In return for telling you what to do, I'm going to take roughly half of whatever you make in the business. Half seems fair, doesn't it? I think so. Of course, that's half of your profits. You're also going to have to pay me about 12% of whatever you decide to pay your employees, because you've got to cover my expenses for promulgating all of the rules about who you can employ, when, where, and how.
Come on! You're my partner. It's only "fair."
Now, after you've put your hard-earned savings at risk to start this business and after you've worked hard at it for a few decades (paying me my 50% or a bit more along the way each year), you might decide you'd like to cash out – to finally live the good life.

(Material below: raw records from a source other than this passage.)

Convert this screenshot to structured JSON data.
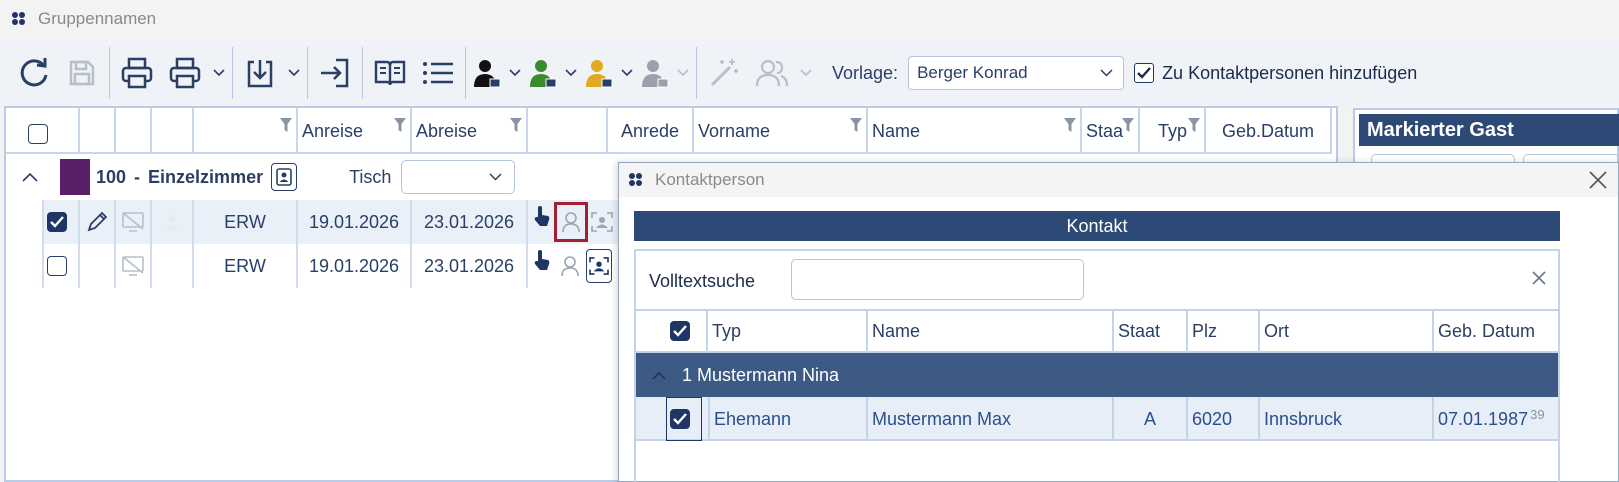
{
  "window": {
    "title": "Gruppennamen"
  },
  "toolbar": {
    "vorlage_label": "Vorlage:",
    "vorlage_value": "Berger Konrad",
    "add_contacts_label": "Zu Kontaktpersonen hinzufügen",
    "add_contacts_checked": true
  },
  "grid": {
    "headers": [
      "",
      "",
      "",
      "",
      "",
      "Anreise",
      "Abreise",
      "",
      "Anrede",
      "Vorname",
      "Name",
      "Staa",
      "Typ",
      "Geb.Datum"
    ],
    "group": {
      "room_number": "100",
      "separator": "-",
      "room_type": "Einzelzimmer",
      "table_label": "Tisch",
      "table_value": "",
      "color": "#5a1f66"
    },
    "rows": [
      {
        "selected": true,
        "type": "ERW",
        "arrival": "19.01.2026",
        "departure": "23.01.2026"
      },
      {
        "selected": false,
        "type": "ERW",
        "arrival": "19.01.2026",
        "departure": "23.01.2026"
      }
    ]
  },
  "right_panel": {
    "title": "Markierter Gast"
  },
  "dialog": {
    "title": "Kontaktperson",
    "section": "Kontakt",
    "search_label": "Volltextsuche",
    "search_value": "",
    "headers": [
      "Typ",
      "Name",
      "Staat",
      "Plz",
      "Ort",
      "Geb. Datum"
    ],
    "group_label": "1 Mustermann Nina",
    "rows": [
      {
        "checked": true,
        "typ": "Ehemann",
        "name": "Mustermann Max",
        "staat": "A",
        "plz": "6020",
        "ort": "Innsbruck",
        "geb_datum": "07.01.1987",
        "age": "39"
      }
    ]
  },
  "icons": [
    "refresh-icon",
    "save-icon",
    "print-icon",
    "print-icon-2",
    "import-icon",
    "export-icon",
    "book-icon",
    "list-icon",
    "person-black-icon",
    "person-green-icon",
    "person-yellow-icon",
    "person-gray-icon",
    "magic-wand-icon",
    "group-icon",
    "filter-icon",
    "pencil-icon",
    "no-screen-icon",
    "hand-pointer-icon",
    "person-outline-icon",
    "contact-card-icon",
    "close-icon",
    "chevron-down-icon",
    "chevron-up-icon"
  ],
  "colors": {
    "accent": "#2d4a76",
    "group_band": "#3d5a85",
    "highlight_border": "#a31f34"
  }
}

Whether or not this is "fair" (some people never can afford to retire) is a different argument. As your partner, I'm happy for you to sell your share of the business whenever you'd like…because our agreement says that, if you sell, you have to pay me an additional 20% of whatever the capitalized value of the business is at that time.
I know. I know. You put up all the original capital. You took all the risks. You put in all the labor. That's true. But I've done my part, too. I've collected 50% of the profits each year. And I've always come up with more rules for you to follow. Therefore, I deserve another, final 20% slice of the business.
Oh. And one more thing…
Even after you've sold the business and paid all of my fees, I'd recommend buying lots of life insurance. You see, even after you've been retired for years, when you die, you'll have to pay me 50% of whatever your estate is worth. After all, I've got lots of partners and not all of them are as successful as you. We don't think it's "fair" for your kids to have such a big advantage. But if you buy enough life insurance, you can finance this expense for them.
All in all, if you're a very successful entrepreneur – if you're one of the rare, lucky, and hardworking people who can create a new company, employ lots of people, and satisfy the public – you'll end up paying me more than 75% of your income over your life. Thanks so much.
I'm sure you'll think my offer is reasonable and happily partner with me. But it doesn't really matter how you feel about it, because if you ever try to stiff me – or cheat me on any of my fees or rules – I'll break down your door in the middle of the night, threaten you and your family with heavy, automatic weapons, and throw you in jail. That's how civil society is supposed to work, right? This is Amerika, isn't it?
That's the offer Amerika gives its entrepreneurs. And the idiots in Washington wonder why there are no new jobs…
[ Editor's Note : Since the current economic crisis started, Porter Stansberry's dead-on predictions have caught the attention of CNN , Barron's , and Forbes .
He's shown his subscribers how to make an enormous amount of money, no matter what the government and stock market did. Today, many of his readers are much wealthier. Donald Scheidt, for example: "You helped make the last two years of my father's life something great … you made him a millionaire." For a special preview of Stansberry's next moneymaking prediction, please click here.]
News and Related Story Links:
- Money Morning Commentary:
"Financial Reform" Just Camouflage for Wall Street's Latest Power Play